One person who, wise to the ways of show business, most certainly knew how big Dean and Jerry were destined to be, was Maurice Duke. Small in stature but large in legend, Maurice Duke was a film producer and promoter. He was also straight out of central casting: cigar-chomping, foul mouthed, brash and acerbic.
Maurice signed Sammy Petrillo and Duke Mitchell as management clients and brought them to the attention of Jack Broder of Realart Pictures. Realart was a small company that specialized in redistributing older films, like the Universal Studios horror library. Universal Studios made Bride of Frankenstein in 1935 and Son Of Frankenstein in 1939. Realart re-released them as a double feature in 1953 and made a fortune.
Duke brought Broder to see Mitchell and Petrillo at a local nightclub and proposed that Realart produce a series of comedy films starring the duo. Now, you would think that, if you had been on the receiving end of that pitch, that your reply would be something like, “Maurice, we can’t make a movie with Duke Mitchell and Sammy Petrillo. They look and act exactly like Dean Martin and Jerry Lewis and those guys are already making movies! You can’t just copy a person. Get a grip!”
But you weren’t there, were you?
A movie was made, titled Bela Lugosi Meets a Brooklyn Gorilla. You read that right, and yes, it’s a real movie. As a piece of cinema, I can tell you that it certainly… lives up to the promise of its title. It also gave Bela Lugosi top billing. Hell, it gave him in-the-title billing. The film also has the distinction of joining Glen Or Glenda and Plan 9 From Outer Space in the not insignificant, “So Bad It’s Good,” section of Bela’s filmography,

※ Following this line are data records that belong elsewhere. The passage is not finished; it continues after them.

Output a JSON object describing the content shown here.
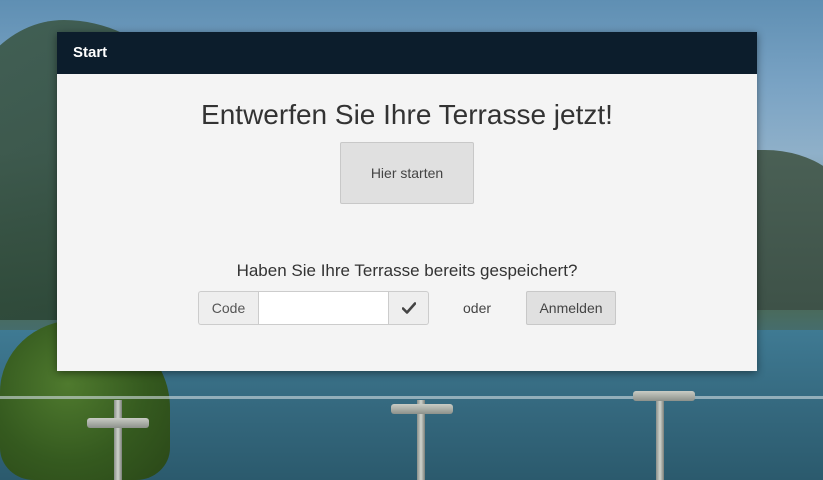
{
  "dialog": {
    "title": "Start",
    "headline": "Entwerfen Sie Ihre Terrasse jetzt!",
    "start_button": "Hier starten",
    "saved_question": "Haben Sie Ihre Terrasse bereits gespeichert?",
    "code_label": "Code",
    "code_value": "",
    "code_submit_icon": "check-icon",
    "or_text": "oder",
    "login_button": "Anmelden"
  },
  "colors": {
    "header_bg": "#0c1d2c",
    "dialog_bg": "#f4f4f4",
    "button_bg": "#e0e0e0"
  }
}
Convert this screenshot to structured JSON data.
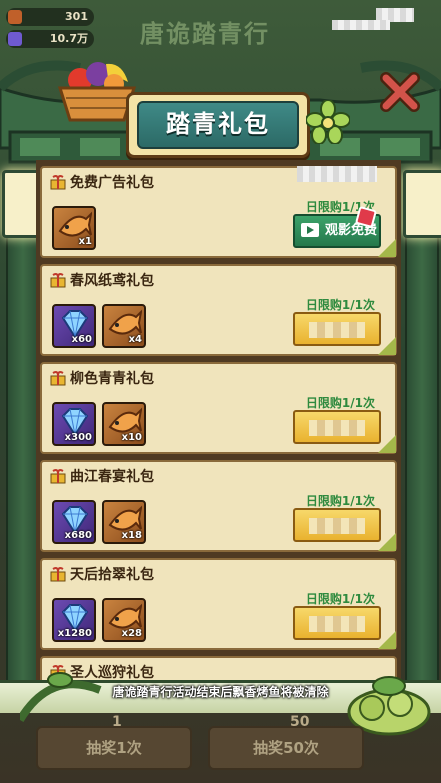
{
  "background": {
    "res1": "301",
    "res2": "10.7万",
    "title": "唐诡踏青行",
    "draw1_count": "1",
    "draw50_count": "50",
    "draw1_label": "抽奖1次",
    "draw50_label": "抽奖50次"
  },
  "header": {
    "title": "踏青礼包",
    "close_icon": "close-x-icon"
  },
  "packs": [
    {
      "name": "免费广告礼包",
      "limit": "日限购1/1次",
      "button": "watch-ad",
      "button_label": "观影免费",
      "items": [
        {
          "type": "fish",
          "count": "x1"
        }
      ]
    },
    {
      "name": "春风纸鸢礼包",
      "limit": "日限购1/1次",
      "button": "price",
      "items": [
        {
          "type": "gem",
          "count": "x60"
        },
        {
          "type": "fish",
          "count": "x4"
        }
      ]
    },
    {
      "name": "柳色青青礼包",
      "limit": "日限购1/1次",
      "button": "price",
      "items": [
        {
          "type": "gem",
          "count": "x300"
        },
        {
          "type": "fish",
          "count": "x10"
        }
      ]
    },
    {
      "name": "曲江春宴礼包",
      "limit": "日限购1/1次",
      "button": "price",
      "items": [
        {
          "type": "gem",
          "count": "x680"
        },
        {
          "type": "fish",
          "count": "x18"
        }
      ]
    },
    {
      "name": "天后拾翠礼包",
      "limit": "日限购1/1次",
      "button": "price",
      "items": [
        {
          "type": "gem",
          "count": "x1280"
        },
        {
          "type": "fish",
          "count": "x28"
        }
      ]
    },
    {
      "name": "圣人巡狩礼包",
      "limit": "",
      "button": "price",
      "items": []
    }
  ],
  "footer": {
    "notice": "唐诡踏青行活动结束后飘香烤鱼将被清除"
  },
  "colors": {
    "accent_green": "#2e8a3e",
    "card_bg": "#f0e4bc",
    "frame_green": "#3d6a45"
  }
}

The film would also make Dean Martin and Jerry Lewis verrry irate. We’ll get to what happened, and all the other gory all details, on Wednesday.
NOTE: Thanks to everyone who has subscribed. If you leave a comment, please know that I endeavor to answer every one. We are making it possible to tag / alert people when their comment has been addressed but in the meantime, just make a note to check back now and again. Thanks!